Slay the Runway offers fashion design, performance and sewing classes for LGBTQIA+ teens at Longmont's Firehouse Art Center and Boulder Public Library's Building 61 Maker Space. At the conclusion of an eight-week session, students participate in a professionally produced runway show premiering in the ATLAS Institute's B2 Center for Media, Arts and Performance. In addition to garment construction and design, participants will work with make-up artists and choreographers to refine their debuts. One night only, Slay the Runway will feature stunning fashion and original performances and collaborations with Twirling Tech Goddess LeeLee James. This project was made possible by a grant from the Arts in Society Fund.
About the Artists
The stars of this one-of-a-kind show will be the young designers and artists whose work will be revealed on Saturday, November 13, it wouldn't be possible without the vision, hard work and skill of the team behind the scenes:
Elaine Waterman (center) is the executive director of the Firehouse Art Center, as well as an arts educator and activist. Waterman is also the coordinator for BMoCA’s Studio Project Internship which is being offered in conjunction with the Firehouse Art Center. Her biggest passion is helping young artists develop their artistic voices. Her love of fashion started in her youth and led her to a career as a fashion designer in New York City. She now channels her creative energies into costumes and cosplay.

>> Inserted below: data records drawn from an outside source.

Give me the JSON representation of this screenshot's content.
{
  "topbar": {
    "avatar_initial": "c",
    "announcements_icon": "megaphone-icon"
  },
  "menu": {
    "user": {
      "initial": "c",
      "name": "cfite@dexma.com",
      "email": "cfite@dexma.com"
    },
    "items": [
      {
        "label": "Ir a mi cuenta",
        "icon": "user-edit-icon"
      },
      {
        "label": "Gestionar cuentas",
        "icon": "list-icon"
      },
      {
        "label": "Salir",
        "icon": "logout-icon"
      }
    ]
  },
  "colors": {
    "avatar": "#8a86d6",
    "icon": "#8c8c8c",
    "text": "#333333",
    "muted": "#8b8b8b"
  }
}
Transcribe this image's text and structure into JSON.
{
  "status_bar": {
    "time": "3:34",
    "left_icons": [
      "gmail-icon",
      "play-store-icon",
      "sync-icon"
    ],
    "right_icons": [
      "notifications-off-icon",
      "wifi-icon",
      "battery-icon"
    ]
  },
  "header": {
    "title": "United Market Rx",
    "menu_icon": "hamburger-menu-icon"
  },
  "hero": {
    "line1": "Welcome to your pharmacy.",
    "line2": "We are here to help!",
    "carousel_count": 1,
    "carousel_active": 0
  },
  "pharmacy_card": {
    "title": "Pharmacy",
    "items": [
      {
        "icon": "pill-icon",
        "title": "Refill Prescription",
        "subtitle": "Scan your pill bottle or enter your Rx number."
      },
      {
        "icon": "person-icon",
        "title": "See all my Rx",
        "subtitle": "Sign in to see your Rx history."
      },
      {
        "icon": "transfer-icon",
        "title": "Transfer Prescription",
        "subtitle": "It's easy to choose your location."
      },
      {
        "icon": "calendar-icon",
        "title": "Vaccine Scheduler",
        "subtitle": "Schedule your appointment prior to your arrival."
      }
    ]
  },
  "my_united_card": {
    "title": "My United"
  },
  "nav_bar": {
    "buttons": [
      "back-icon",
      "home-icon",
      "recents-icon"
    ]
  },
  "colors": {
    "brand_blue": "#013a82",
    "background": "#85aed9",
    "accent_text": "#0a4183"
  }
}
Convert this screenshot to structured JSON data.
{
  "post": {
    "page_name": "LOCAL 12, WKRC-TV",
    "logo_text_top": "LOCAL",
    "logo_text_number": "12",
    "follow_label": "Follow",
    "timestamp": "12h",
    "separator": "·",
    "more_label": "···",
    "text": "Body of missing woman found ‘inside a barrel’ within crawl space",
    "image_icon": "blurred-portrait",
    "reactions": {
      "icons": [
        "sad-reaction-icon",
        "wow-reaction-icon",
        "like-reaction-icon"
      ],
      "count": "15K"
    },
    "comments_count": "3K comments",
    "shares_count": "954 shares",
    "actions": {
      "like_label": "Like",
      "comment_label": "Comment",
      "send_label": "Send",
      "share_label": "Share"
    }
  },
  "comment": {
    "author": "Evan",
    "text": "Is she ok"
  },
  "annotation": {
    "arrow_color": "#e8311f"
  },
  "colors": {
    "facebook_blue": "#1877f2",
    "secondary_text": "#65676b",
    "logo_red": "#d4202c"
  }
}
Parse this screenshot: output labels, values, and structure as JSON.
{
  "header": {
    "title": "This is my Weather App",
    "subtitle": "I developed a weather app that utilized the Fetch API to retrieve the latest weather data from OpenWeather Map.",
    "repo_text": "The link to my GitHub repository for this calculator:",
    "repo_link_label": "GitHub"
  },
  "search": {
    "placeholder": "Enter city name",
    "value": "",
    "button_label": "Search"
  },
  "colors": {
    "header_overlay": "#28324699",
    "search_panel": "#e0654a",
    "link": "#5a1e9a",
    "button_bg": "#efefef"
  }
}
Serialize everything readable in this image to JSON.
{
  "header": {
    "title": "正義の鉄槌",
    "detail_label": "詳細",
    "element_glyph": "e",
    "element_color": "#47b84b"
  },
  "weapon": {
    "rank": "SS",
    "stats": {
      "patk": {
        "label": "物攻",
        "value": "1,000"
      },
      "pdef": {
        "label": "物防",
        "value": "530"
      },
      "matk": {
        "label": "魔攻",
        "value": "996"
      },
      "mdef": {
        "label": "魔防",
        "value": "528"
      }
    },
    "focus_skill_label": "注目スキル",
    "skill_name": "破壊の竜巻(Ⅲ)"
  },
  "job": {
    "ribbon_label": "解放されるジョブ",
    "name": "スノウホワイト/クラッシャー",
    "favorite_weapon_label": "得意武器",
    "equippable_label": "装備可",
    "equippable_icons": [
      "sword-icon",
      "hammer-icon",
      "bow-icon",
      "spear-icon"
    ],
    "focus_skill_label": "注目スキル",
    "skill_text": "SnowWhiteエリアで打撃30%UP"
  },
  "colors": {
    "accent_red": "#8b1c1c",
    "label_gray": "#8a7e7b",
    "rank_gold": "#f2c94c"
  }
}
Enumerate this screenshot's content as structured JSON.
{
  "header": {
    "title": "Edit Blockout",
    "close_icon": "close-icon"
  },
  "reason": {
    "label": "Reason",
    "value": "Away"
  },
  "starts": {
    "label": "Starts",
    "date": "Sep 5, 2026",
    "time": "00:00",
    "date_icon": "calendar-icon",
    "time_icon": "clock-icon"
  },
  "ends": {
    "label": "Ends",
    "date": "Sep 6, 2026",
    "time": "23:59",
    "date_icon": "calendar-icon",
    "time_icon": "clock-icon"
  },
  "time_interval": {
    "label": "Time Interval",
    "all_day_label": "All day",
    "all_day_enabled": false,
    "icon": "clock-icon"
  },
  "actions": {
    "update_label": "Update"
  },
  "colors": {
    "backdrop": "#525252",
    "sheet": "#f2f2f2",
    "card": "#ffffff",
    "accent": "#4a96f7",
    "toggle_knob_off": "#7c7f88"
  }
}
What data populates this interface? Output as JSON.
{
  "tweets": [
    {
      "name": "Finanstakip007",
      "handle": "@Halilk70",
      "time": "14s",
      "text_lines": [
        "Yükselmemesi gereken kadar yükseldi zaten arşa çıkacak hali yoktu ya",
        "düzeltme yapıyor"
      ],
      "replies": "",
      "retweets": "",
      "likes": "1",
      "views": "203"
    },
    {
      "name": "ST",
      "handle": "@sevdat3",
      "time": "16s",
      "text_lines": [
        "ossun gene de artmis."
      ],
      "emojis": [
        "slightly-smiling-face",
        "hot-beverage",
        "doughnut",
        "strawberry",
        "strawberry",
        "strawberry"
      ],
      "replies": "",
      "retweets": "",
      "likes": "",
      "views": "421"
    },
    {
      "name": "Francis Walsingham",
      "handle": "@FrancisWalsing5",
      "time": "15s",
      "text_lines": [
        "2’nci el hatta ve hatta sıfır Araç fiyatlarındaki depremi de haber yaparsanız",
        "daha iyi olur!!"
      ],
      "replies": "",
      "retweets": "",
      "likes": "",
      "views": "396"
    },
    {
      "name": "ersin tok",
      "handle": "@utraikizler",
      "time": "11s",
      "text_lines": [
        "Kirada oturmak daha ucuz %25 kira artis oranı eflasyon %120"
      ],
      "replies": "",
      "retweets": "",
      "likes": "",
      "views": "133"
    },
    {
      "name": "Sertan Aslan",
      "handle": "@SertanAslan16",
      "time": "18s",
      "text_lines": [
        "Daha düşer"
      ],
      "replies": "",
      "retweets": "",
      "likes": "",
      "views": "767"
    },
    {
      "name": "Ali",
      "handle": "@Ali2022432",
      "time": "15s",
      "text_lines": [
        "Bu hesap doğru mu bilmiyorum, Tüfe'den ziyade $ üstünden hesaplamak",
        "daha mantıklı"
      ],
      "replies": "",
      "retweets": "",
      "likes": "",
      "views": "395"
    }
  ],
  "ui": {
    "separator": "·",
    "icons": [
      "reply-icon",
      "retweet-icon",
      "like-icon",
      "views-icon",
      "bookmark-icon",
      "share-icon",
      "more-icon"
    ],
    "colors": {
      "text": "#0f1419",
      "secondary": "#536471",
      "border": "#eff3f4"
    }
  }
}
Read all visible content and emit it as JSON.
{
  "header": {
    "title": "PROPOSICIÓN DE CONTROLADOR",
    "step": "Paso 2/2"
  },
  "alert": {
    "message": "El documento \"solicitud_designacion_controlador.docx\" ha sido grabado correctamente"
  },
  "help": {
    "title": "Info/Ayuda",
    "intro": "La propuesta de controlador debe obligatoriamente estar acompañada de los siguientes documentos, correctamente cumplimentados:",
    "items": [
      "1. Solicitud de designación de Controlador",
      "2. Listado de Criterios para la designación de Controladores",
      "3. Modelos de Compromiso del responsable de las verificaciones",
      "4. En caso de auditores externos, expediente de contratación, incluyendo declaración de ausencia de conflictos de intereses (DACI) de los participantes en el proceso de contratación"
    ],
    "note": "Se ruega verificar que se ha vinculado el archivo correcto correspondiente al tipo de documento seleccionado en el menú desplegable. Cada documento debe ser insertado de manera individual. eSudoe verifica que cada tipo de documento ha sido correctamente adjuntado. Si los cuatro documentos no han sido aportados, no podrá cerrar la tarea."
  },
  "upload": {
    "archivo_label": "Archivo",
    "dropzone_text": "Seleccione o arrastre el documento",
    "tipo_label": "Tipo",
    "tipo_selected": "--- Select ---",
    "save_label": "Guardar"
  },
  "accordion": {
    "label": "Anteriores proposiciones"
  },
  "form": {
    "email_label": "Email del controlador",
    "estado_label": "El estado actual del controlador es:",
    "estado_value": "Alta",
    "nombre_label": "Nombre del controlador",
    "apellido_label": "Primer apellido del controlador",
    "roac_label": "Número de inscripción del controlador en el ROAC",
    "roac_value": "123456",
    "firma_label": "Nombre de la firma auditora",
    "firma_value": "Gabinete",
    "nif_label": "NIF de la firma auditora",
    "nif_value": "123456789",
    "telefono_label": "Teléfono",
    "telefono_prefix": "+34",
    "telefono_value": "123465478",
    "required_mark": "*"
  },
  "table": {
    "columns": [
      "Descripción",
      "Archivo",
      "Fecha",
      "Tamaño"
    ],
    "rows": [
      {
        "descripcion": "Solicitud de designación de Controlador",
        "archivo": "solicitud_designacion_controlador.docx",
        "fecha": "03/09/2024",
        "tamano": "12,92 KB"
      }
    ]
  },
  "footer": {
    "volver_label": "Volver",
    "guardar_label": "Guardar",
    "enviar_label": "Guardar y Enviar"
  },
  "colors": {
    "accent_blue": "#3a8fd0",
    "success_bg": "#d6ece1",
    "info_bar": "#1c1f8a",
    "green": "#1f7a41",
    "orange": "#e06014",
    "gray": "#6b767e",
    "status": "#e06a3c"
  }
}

Steven Frost (left) is an instructor in the Department of Media Studies and an interdisciplinary artist. Frost's (they/them) research focuses on textiles, memes, queer history, pop culture, and community development in DIY spaces and libraries. In their creative work, they often use textiles—their association with the body and garments evoke tactile memories. Using weaving, they combine traditional materials like yarn and cotton with non-traditional materials from a range of sources, exploring the ways history and time are embedded in materials. Their artworks evoke specific narratives and stories, referencing aspects of their personal and family history, and the history of the LGBTQIA+ people, among other topics. In workshops and interactive performance events, they work to amplify marginalized voices and foster communities to produce their own forms of representation.
LeeLee James (right) is channeling her engineering education, dance training and resourcefulness through queer, femme and Black identities into a wild and wonderful expression of her STEAM art through a YouTube series, "Twirling Tech Goddess." As a computer science major, James's (she/her) vision is to work to provide greater access to technological information, skills and experiences for those who are historically marginalized in order to pave the way for a more equitable future for all. Subscribe to her channel today at meow.wf/ttg.